FS1, meanwhile, which I admittedly have never watched, seems intent on creating the sports media version of "Paul Blart: Mall Cop 2." I never saw that, just like I'll never tune in to watch Whitlock, Cowherd, or Bayless on FS1. But, again, I'm just one guy, and there will surely be many who do flock to FS1. Like I said, different strokes for different folks ... even so, it's a little disheartening to know that so many do find some approximation of "value" in this stuff.

Whatever happens, as it stands now, the decisions being made resonate loud and clear: rather than do good things, it is much easier to do bad things and think about the consequences later, much easier to build something shoddily but quickly -- or maintain a previously good thing with quick, careless fixes -- than it is to make something of real value. This concept is well-timed, as I read a piece on the subject of producing good things earlier today:
So what will matter in the next age of media? 
Compelling voices and stories, real and raw talent, new ideas that actually serve or delight an audience, brands that have meaning and ballast; these are things that matter in the next age of media. Thinking of your platform as an actual platform, not a delivery method. Knowing you’re more than just your words. Thinking of your business as a product and storytelling business, not a headline and body-copy business. Thinking of your audience as finite and building a sustainable business model around that audience — that’s going to matter. Thinking about your 10 year plan and not a billion dollar valuation — that’s going to matter.
Sadly, I agree with the author's assessment and simultaneously find it to be naive (like I said, sadly).

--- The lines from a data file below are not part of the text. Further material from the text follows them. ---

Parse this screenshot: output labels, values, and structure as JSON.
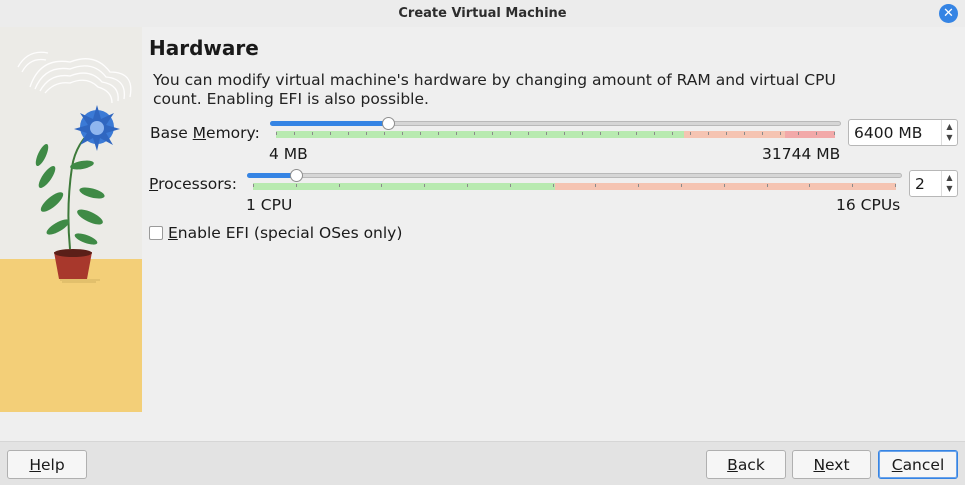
{
  "window": {
    "title": "Create Virtual Machine",
    "close_icon": "close-icon"
  },
  "page": {
    "heading": "Hardware",
    "description": "You can modify virtual machine's hardware by changing amount of RAM and virtual CPU count. Enabling EFI is also possible."
  },
  "memory": {
    "label_pre": "Base ",
    "label_mnemonic": "M",
    "label_post": "emory:",
    "min_label": "4 MB",
    "max_label": "31744 MB",
    "value": "6400 MB",
    "min": 4,
    "max": 31744,
    "current": 6400,
    "zones": {
      "green_end": 0.73,
      "orange_end": 0.91
    }
  },
  "processors": {
    "label_mnemonic": "P",
    "label_post": "rocessors:",
    "min_label": "1 CPU",
    "max_label": "16 CPUs",
    "value": "2",
    "min": 1,
    "max": 16,
    "current": 2,
    "zones": {
      "green_end": 0.47
    }
  },
  "efi": {
    "mnemonic": "E",
    "label_post": "nable EFI (special OSes only)",
    "checked": false
  },
  "buttons": {
    "help_mnemonic": "H",
    "help_post": "elp",
    "back_mnemonic": "B",
    "back_post": "ack",
    "next_mnemonic": "N",
    "next_post": "ext",
    "cancel_mnemonic": "C",
    "cancel_post": "ancel"
  },
  "colors": {
    "accent": "#3584e4",
    "zone_green": "#b8eab0",
    "zone_orange": "#f5c4b2",
    "zone_red": "#f2a9a9"
  }
}
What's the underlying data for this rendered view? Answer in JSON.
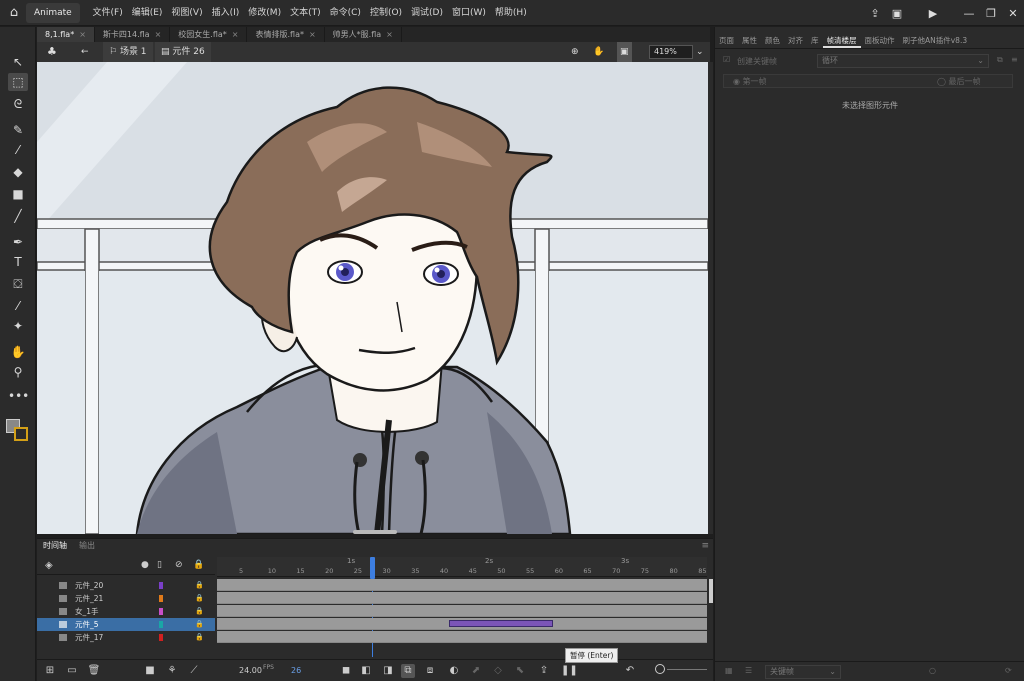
{
  "app": {
    "tab_label": "Animate"
  },
  "menu": [
    "文件(F)",
    "编辑(E)",
    "视图(V)",
    "插入(I)",
    "修改(M)",
    "文本(T)",
    "命令(C)",
    "控制(O)",
    "调试(D)",
    "窗口(W)",
    "帮助(H)"
  ],
  "doc_tabs": [
    {
      "label": "8,1.fla*"
    },
    {
      "label": "斯卡四14.fla"
    },
    {
      "label": "校园女生.fla*"
    },
    {
      "label": "表情排版.fla*"
    },
    {
      "label": "帅男人*服.fla"
    }
  ],
  "editbar": {
    "scene": "场景 1",
    "symbol": "元件 26",
    "zoom": "419%"
  },
  "right_panel": {
    "tabs": [
      "页面",
      "属性",
      "颜色",
      "对齐",
      "库",
      "帧清楼层",
      "面板动作",
      "刷子他AN插件v8.3"
    ],
    "active_tab": 5,
    "create_keyframe_label": "创建关键帧",
    "loop_select": "循环",
    "first_frame": "第一帧",
    "last_frame": "最后一帧",
    "no_symbol": "未选择图形元件",
    "footer_select": "关键帧"
  },
  "timeline": {
    "tabs": [
      "时间轴",
      "输出"
    ],
    "ruler_labels": [
      "1s",
      "2s",
      "3s"
    ],
    "ruler_numbers": [
      "5",
      "10",
      "15",
      "20",
      "25",
      "30",
      "35",
      "40",
      "45",
      "50",
      "55",
      "60",
      "65",
      "70",
      "75",
      "80",
      "85"
    ],
    "layers": [
      {
        "name": "元件_20",
        "color": "#7a3fc8"
      },
      {
        "name": "元件_21",
        "color": "#e07a1a"
      },
      {
        "name": "女_1手",
        "color": "#c84fc8"
      },
      {
        "name": "元件_5",
        "color": "#1aa6a6",
        "selected": true
      },
      {
        "name": "元件_17",
        "color": "#d02020"
      }
    ],
    "fps": "24.00",
    "fps_label": "FPS",
    "current_frame": "26",
    "tooltip": "暂停 (Enter)"
  }
}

Instead of producing good things, the biggest players in sports media have decided to bring on the noise. None of it will be good or particularly interesting or useful noise, but boy, will there be noise. It won't be fun, a fact exacerbated by the fact that these noise-making "opinionists" do have a following from which they can continue to needle venomously with useless takes.

But hey, look at all that disruption.